Supplied entries
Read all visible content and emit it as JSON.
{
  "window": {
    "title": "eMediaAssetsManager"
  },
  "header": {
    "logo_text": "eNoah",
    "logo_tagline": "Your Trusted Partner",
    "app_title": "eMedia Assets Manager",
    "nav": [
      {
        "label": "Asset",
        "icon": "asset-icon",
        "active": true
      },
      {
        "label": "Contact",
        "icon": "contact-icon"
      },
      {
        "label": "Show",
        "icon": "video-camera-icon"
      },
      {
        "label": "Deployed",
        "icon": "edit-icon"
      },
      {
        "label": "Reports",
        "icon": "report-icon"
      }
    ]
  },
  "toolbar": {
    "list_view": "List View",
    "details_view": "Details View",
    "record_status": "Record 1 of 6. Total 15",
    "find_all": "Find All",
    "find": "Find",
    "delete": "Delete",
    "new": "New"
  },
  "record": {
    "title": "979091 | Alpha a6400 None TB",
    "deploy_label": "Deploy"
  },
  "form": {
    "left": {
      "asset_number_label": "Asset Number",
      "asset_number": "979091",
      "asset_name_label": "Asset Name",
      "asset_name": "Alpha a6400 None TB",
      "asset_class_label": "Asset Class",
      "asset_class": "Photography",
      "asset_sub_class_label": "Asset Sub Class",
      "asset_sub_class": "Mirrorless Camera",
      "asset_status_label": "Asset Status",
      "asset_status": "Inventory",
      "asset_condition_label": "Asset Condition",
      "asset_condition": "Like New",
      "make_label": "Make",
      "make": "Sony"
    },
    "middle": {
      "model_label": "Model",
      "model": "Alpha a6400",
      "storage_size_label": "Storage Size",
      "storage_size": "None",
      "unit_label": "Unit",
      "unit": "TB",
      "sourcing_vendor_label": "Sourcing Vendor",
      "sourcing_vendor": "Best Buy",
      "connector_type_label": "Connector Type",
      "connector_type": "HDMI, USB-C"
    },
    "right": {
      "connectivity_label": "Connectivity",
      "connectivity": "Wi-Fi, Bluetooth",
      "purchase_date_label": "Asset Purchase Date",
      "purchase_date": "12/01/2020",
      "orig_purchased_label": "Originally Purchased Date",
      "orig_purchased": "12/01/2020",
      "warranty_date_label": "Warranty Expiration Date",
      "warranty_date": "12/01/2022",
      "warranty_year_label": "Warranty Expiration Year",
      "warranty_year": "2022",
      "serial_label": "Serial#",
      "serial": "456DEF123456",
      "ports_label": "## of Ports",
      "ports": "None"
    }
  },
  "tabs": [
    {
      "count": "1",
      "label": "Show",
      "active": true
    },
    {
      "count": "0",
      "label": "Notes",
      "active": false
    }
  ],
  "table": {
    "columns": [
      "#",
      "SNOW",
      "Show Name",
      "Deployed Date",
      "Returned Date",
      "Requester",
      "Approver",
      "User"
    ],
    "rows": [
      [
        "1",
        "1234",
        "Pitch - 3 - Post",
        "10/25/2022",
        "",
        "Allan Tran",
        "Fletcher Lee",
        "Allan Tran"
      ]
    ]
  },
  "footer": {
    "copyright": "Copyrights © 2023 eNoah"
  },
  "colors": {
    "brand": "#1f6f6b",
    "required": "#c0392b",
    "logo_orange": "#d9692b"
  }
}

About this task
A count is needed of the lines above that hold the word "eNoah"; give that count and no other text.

Exercise answer
2